I guess what I’m saying is that for me, it depends on how instalove is written. Do I believe in LOVE at first sight? No. You can’t LOVE someone instantly BUT I do believe in a genuine connection upon first meeting and an instant attraction which is a ridiculously good assistance to falling in love quickly. I firmly believe in insta-attaction and and instant connection but the love part does take time. I think where we have the most issues lies in books like fantasies, sci-fi, and dystopians where two characters meet and then all of a sudden are willing to do anything and everything for that person. In that case… no. That would be instant dedication and maybe instant obsession and attraction but that’s not quite a spark of love.

I also think that it’s such an issue in YA because we’re reading about teenagers. I can remember a VERY specific time when I thought I was in love… from dating a guy for a week. It’s a tumultuous time and easy for a teenager to think that they’re in love because they don’t quite know what love is and have a very strong attraction. Insta-love may be closer to a teenager truth sometimes but that also doesn’t mean it makes it any easier to read! (I much prefer the stories that feel more natural, even if teens do jump into the “L” word too quickly sometimes!)

I could read several books that could be deemed instalove based on a definition and never consider them to be instalove because the relationship just felt natural. I think we just notice when instalove isn’t written as well that sticks out in our brains, giving the concept a generally bad connotation! When it’s written well, I don’t even notice it. I just call it love!

Which is worse for you — instalove or love triangles?
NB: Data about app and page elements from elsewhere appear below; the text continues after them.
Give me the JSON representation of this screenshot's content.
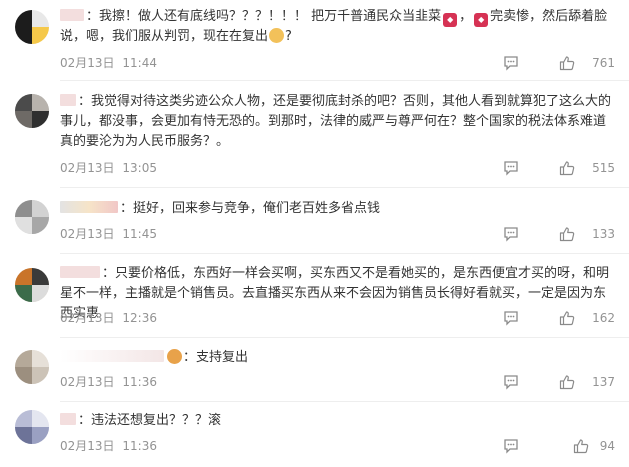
{
  "comments": [
    {
      "text_a": "我擦！做人还有底线吗？？？！！！ 把万千普通民众当韭菜",
      "text_b": "完卖惨，然后舔着脸说，嗯，我们服从判罚，现在在复出",
      "text_c": "?",
      "date": "02月13日",
      "time": "11:44",
      "likes": "761"
    },
    {
      "text_a": "我觉得对待这类劣迹公众人物，还是要彻底封杀的吧？否则，其他人看到就算犯了这么大的事儿，都没事，会更加有恃无恐的。到那时，法律的威严与尊严何在？整个国家的税法体系难道真的要沦为为人民币服务？。",
      "date": "02月13日",
      "time": "13:05",
      "likes": "515"
    },
    {
      "text_a": "挺好，回来参与竞争，俺们老百姓多省点钱",
      "date": "02月13日",
      "time": "11:45",
      "likes": "133"
    },
    {
      "text_a": "只要价格低，东西好一样会买啊，买东西又不是看她买的，是东西便宜才买的呀，和明星不一样，主播就是个销售员。去直播买东西从来不会因为销售员长得好看就买，一定是因为东西实惠",
      "date": "02月13日",
      "time": "12:36",
      "likes": "162"
    },
    {
      "text_a": "支持复出",
      "date": "02月13日",
      "time": "11:36",
      "likes": "137"
    },
    {
      "text_a": "违法还想复出？？？滚",
      "date": "02月13日",
      "time": "11:36",
      "likes": "94"
    }
  ],
  "icons": {
    "reply": "reply-icon",
    "like": "thumbs-up-icon",
    "tag": "weibo-tag-icon",
    "emoji": "dog-face-emoji-icon"
  },
  "colors": {
    "text": "#333333",
    "meta": "#939393",
    "tag": "#d63254"
  }
}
Do you think instalove can be written well? If so, what are some great examples?